The 2015 Jeep Grand Cherokee that rolled backward down a driveway and killed the actor Anton Yelchin early Sunday was a model that Fiat Chrysler has recalled for a gearshift issue that has confused drivers, leading them to accidentally leave the car in neutral when they think it is safely in park.
Los Angeles Police investigators and the carmaker said on Monday that it was too soon to determine the cause of the accident. But Mr. Yelchin was killed after he got out of his Jeep and it rolled down his steep driveway, crushing him against a concrete-reinforced mailbox, a police spokeswoman, Liliana Preciado, said.
Ms. Preciado said she did not know if the vehicle’s transmission was in neutral. But Mr. Yelchin’s Jeep was part of a recall by Fiat Chrysler in April of almost 812,000 vehicles including the 2014 and 2015 Grand Cherokee models. That recall was prompted by an investigation by the National Highway Traffic Safety Administration, after complaints by car owners and reports of dozens of related injuries.
Fiat Chrysler has been a prime target of the government’s efforts to penalize automakers for lax safety practices. Last year, federal regulators accused Fiat Chrysler of failing to conduct recalls and complete repairs in a timely fashion, and hit the company with $105 million in penalties.
The safety administration released a statement Monday evening saying, “This the first fatality we’re aware of that may be related to this safety defect and vehicle recall.”
The regulator also said it was “in contact with local authorities and Fiat Chrysler to understand all of the facts related to this tragic crash, including whether or not this was caused by the current issue under recall.” And it urged owners to “take extra care to make sure their car is in park and turned completely off before exiting” until their vehicles can be fixed.
It was not yet known whether Mr. Yelchin had been aware of that recall or the issue, for which the company has not yet come up with a remedy.
The affected vehicles, which also include 2012-14 Dodge Chargers and Chrysler 300s, use an unconventional lever to shift the automatic transmission. Instead of moving to a different position with each gear, the lever returns to a center position. The driver must look at the shifter to make sure the proper gear is selected.
“Drivers erroneously concluding that their vehicle transmission is in the park position may be struck by the vehicle and injured,” the automaker said in a May report to federal regulators about the problem.
In a statement on Monday, Fiat Chrysler said that it would be premature to speculate on the cause, but that officials “will be conducting a thorough investigation of this tragic incident.” The automaker also said it “extends its deepest sympathies to the family and friends of Mr. Yelchin.”

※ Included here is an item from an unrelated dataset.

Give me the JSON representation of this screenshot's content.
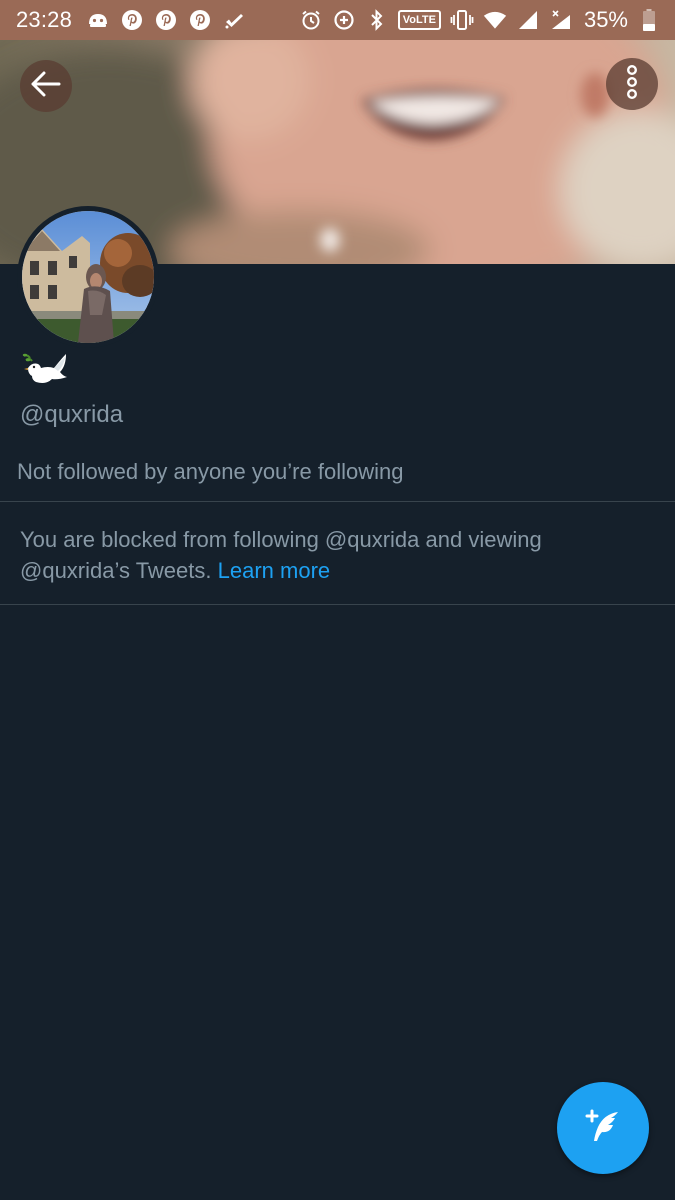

When the recall was announced earlier this year, the automaker said it was aware of 41 injuries related to the gear shift problem.
After the April recall, Fiat Chrysler said in a notice sent to owners that “a permanent remedy for this condition is currently under development” and that the automaker hoped to “finalize” it by the fourth quarter. It warned owners, in the meantime, to use the parking brake and to always check to make sure the vehicle was in the correct gear.
Since the recall was announced, the agency has received at least eight additional complaints from owners of Grand Cherokees who said their vehicles had rolled away and crashed, although no injuries were reported.
This month, an owner from Bowling Green, Ky., wrote to the National Highway Traffic Safety Administration to report an incident in which his wife got out of the Jeep to take their 3-year-old child out of the back seat “and the Jeep began to roll away.”
According to the owner’s account: “She ran and jumped into the driver’s seat to stop it and in the process her foot slipped from the brake to the gas pedal, driving the car through a house. Significant damage was done to the vehicle and the home, but no one was injured.”
Until repairs are made, Fiat Chrysler should tell owners not to drive the vehicles and should provide loaner vehicles, Clarence Ditlow, the executive director of the Center for Auto Safety, a consumer advocacy group, said on Monday.